Natural gas prices have been hovering around the $2 USD mark for a few months now, dipping as low as $1.63 a gigajoule in February, and just recently getting back above $2. With the price of the commodity that helps to heat homes throughout Saskatchewan at prices not seen since June of 2020, it has some wondering if this means SaskEnergy could be looking at a rate decrease.  

Lowering the rate isn’t that easy, explained the Minister Responsible for SaskEnergy, Dustin Duncan. The natural gas isn’t purchased at the market rate – it is done by locking in the price on a contract. Other factors are considered as well.  

“As we come out of the winter heating season, we’ll take a look at things like the gas cost variance account, what level that’s at, because that really is what we look at to see when we trigger either a rate increase or a decrease,” Duncan explained. “SaskEnergy doesn’t make money on the commodity itself. They make a profit on the delivery – hopefully a profit on the delivery side – because that really is what we look to see when we trigger either a rate increase or a rate decrease.” 

The last rate change for SaskEnergy was back in September when the proposed decrease of 24.5 percent on the commodity side was approved. This was combined with an increase in the delivery rate and worked out to the average residential customer seeing a savings of approximately $$6.50 a month.  

The cost of natural gas doesn’t just have an impact on SaskEnergy, though.  

Roughly 40 percent of the electricity generated by SaskPower comes from natural gas plants. So, does a lower natural gas rate help with the costs for SaskPower in terms of generating electricity for the province? 

“SaskPower does look to see what they can do to lock some of their prices in as well,” Duncan explained. “They’ll be doing their forecasting as we’re getting into the spring and the summer months.” 
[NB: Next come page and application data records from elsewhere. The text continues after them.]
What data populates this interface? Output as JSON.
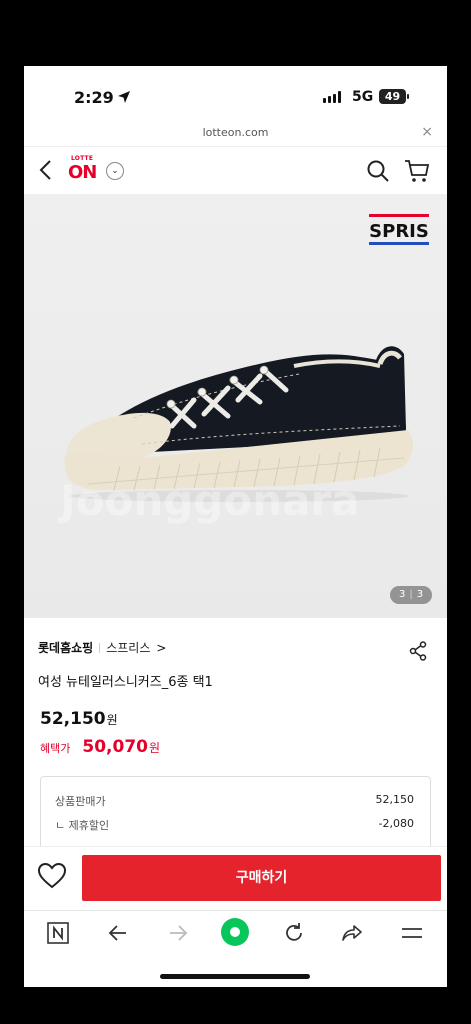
{
  "status_bar": {
    "time": "2:29",
    "network": "5G",
    "battery": "49"
  },
  "browser": {
    "url": "lotteon.com",
    "close_glyph": "×"
  },
  "header": {
    "logo_top": "LOTTE",
    "logo_main": "ON",
    "logo_dropdown_glyph": "⌄"
  },
  "product_image": {
    "brand_logo": "SPRIS",
    "watermark": "Joonggonara",
    "page_current": "3",
    "page_total": "3"
  },
  "product": {
    "seller": "롯데홈쇼핑",
    "brand": "스프리스",
    "brand_chevron": ">",
    "title": "여성 뉴테일러스니커즈_6종 택1",
    "price": "52,150",
    "price_unit": "원",
    "benefit_label": "혜택가",
    "benefit_price": "50,070",
    "benefit_unit": "원"
  },
  "breakdown": {
    "row1_label": "상품판매가",
    "row1_value": "52,150",
    "row2_label": "ㄴ 제휴할인",
    "row2_value": "-2,080"
  },
  "buy_bar": {
    "buy_label": "구매하기"
  },
  "colors": {
    "accent": "#e4232c",
    "brand_red": "#e4002b"
  }
}
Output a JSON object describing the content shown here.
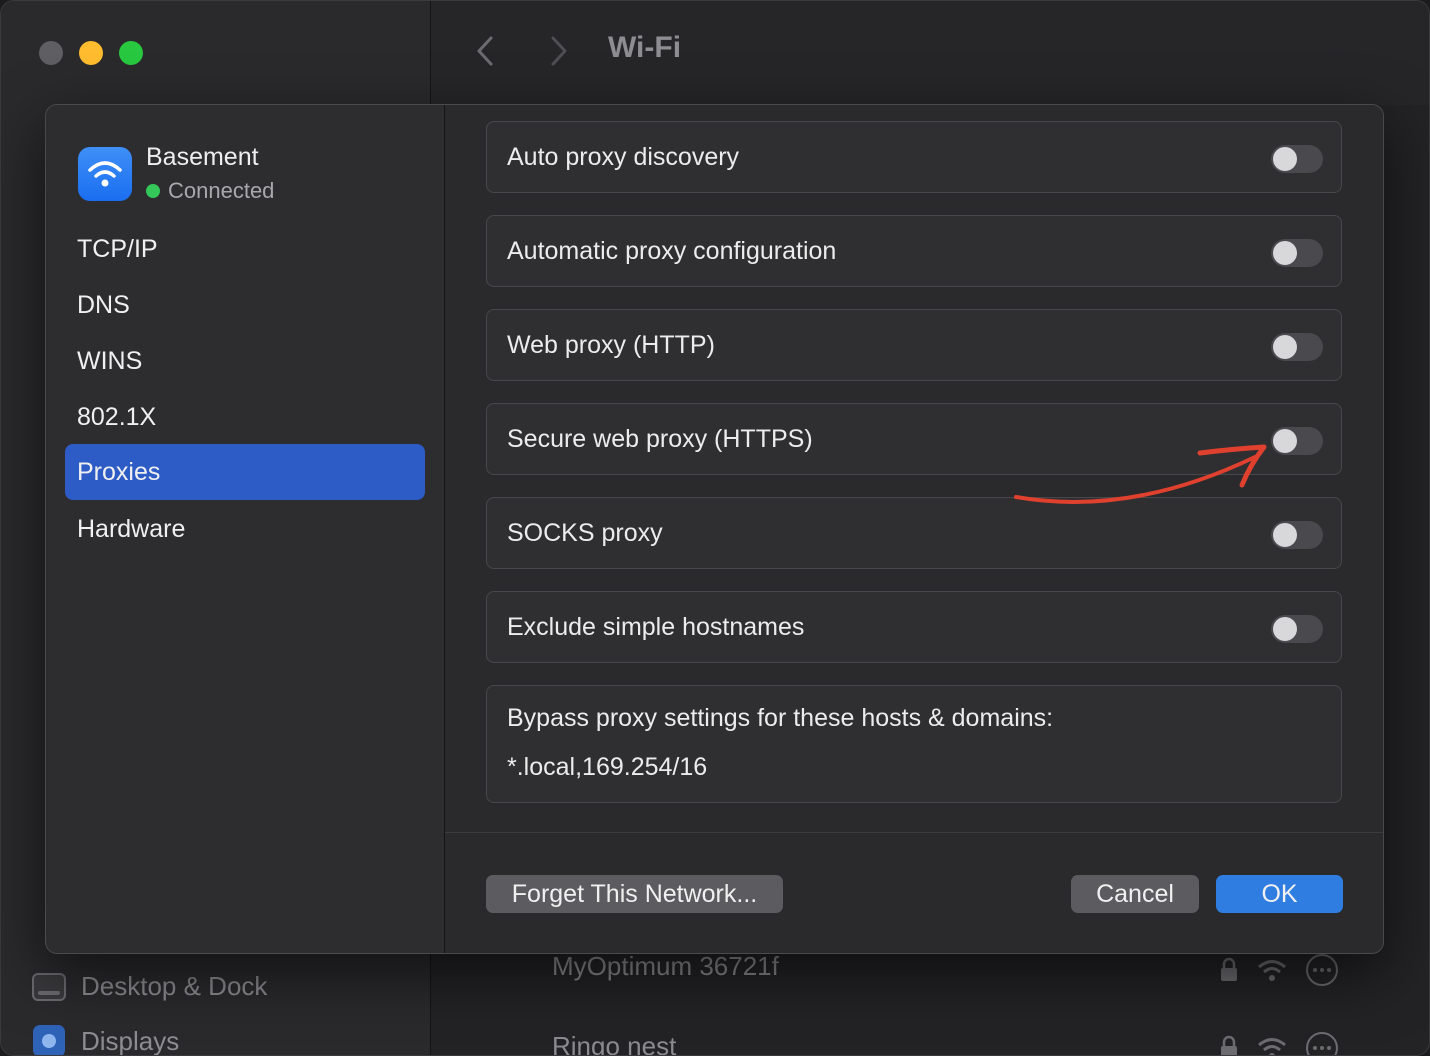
{
  "window": {
    "title": "Wi-Fi",
    "traffic_lights": {
      "close": "#5f5e62",
      "minimize": "#febc2e",
      "zoom": "#28c840"
    }
  },
  "background_sidebar": {
    "desktop_dock": "Desktop & Dock",
    "displays": "Displays"
  },
  "background_networks": [
    {
      "name": "MyOptimum 36721f"
    },
    {
      "name": "Ringo nest"
    }
  ],
  "dialog": {
    "network": {
      "name": "Basement",
      "status": "Connected",
      "icon": "wifi-icon",
      "status_color": "#34c759"
    },
    "sidebar_items": [
      {
        "label": "TCP/IP"
      },
      {
        "label": "DNS"
      },
      {
        "label": "WINS"
      },
      {
        "label": "802.1X"
      },
      {
        "label": "Proxies",
        "selected": true
      },
      {
        "label": "Hardware"
      }
    ],
    "proxy_options": [
      {
        "label": "Auto proxy discovery",
        "enabled": false
      },
      {
        "label": "Automatic proxy configuration",
        "enabled": false
      },
      {
        "label": "Web proxy (HTTP)",
        "enabled": false
      },
      {
        "label": "Secure web proxy (HTTPS)",
        "enabled": false
      },
      {
        "label": "SOCKS proxy",
        "enabled": false
      },
      {
        "label": "Exclude simple hostnames",
        "enabled": false
      }
    ],
    "bypass": {
      "label": "Bypass proxy settings for these hosts & domains:",
      "value": "*.local,169.254/16"
    },
    "buttons": {
      "forget": "Forget This Network...",
      "cancel": "Cancel",
      "ok": "OK"
    },
    "accent_color": "#2f7de1",
    "annotation_color": "#e0412f"
  }
}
Projections for the rest of the year are calling for the price of natural gas to average out to $2.20 a gigajoule for 2024, which is still a drop of roughly 67 percent from where it was in 2022.